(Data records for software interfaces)
● ● ● ●
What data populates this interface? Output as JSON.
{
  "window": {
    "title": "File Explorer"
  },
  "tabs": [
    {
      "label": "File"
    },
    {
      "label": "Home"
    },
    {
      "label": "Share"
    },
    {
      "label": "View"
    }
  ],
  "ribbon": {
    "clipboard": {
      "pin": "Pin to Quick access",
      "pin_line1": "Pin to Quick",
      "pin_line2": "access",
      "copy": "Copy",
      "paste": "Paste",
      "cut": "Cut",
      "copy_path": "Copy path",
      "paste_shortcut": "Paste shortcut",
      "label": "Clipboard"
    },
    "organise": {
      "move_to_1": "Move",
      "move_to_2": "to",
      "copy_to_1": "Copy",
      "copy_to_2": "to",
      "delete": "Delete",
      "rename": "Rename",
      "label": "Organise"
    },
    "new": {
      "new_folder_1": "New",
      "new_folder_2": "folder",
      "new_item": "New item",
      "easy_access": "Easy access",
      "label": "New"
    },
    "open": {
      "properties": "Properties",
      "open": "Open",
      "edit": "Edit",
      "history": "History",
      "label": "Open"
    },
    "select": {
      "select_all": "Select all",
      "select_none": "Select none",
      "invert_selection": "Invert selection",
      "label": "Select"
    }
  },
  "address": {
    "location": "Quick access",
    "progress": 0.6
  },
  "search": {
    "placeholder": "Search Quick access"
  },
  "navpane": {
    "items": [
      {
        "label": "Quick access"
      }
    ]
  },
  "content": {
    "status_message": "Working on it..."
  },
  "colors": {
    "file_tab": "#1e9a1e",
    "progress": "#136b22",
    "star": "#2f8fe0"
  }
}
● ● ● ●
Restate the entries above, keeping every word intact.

What data populates this interface? Output as JSON.
{
  "window": {
    "title": "File Explorer"
  },
  "tabs": [
    {
      "label": "File"
    },
    {
      "label": "Home"
    },
    {
      "label": "Share"
    },
    {
      "label": "View"
    }
  ],
  "ribbon": {
    "clipboard": {
      "pin": "Pin to Quick access",
      "pin_line1": "Pin to Quick",
      "pin_line2": "access",
      "copy": "Copy",
      "paste": "Paste",
      "cut": "Cut",
      "copy_path": "Copy path",
      "paste_shortcut": "Paste shortcut",
      "label": "Clipboard"
    },
    "organise": {
      "move_to_1": "Move",
      "move_to_2": "to",
      "copy_to_1": "Copy",
      "copy_to_2": "to",
      "delete": "Delete",
      "rename": "Rename",
      "label": "Organise"
    },
    "new": {
      "new_folder_1": "New",
      "new_folder_2": "folder",
      "new_item": "New item",
      "easy_access": "Easy access",
      "label": "New"
    },
    "open": {
      "properties": "Properties",
      "open": "Open",
      "edit": "Edit",
      "history": "History",
      "label": "Open"
    },
    "select": {
      "select_all": "Select all",
      "select_none": "Select none",
      "invert_selection": "Invert selection",
      "label": "Select"
    }
  },
  "address": {
    "location": "Quick access",
    "progress": 0.6
  },
  "search": {
    "placeholder": "Search Quick access"
  },
  "navpane": {
    "items": [
      {
        "label": "Quick access"
      }
    ]
  },
  "content": {
    "status_message": "Working on it..."
  },
  "colors": {
    "file_tab": "#1e9a1e",
    "progress": "#136b22",
    "star": "#2f8fe0"
  }
}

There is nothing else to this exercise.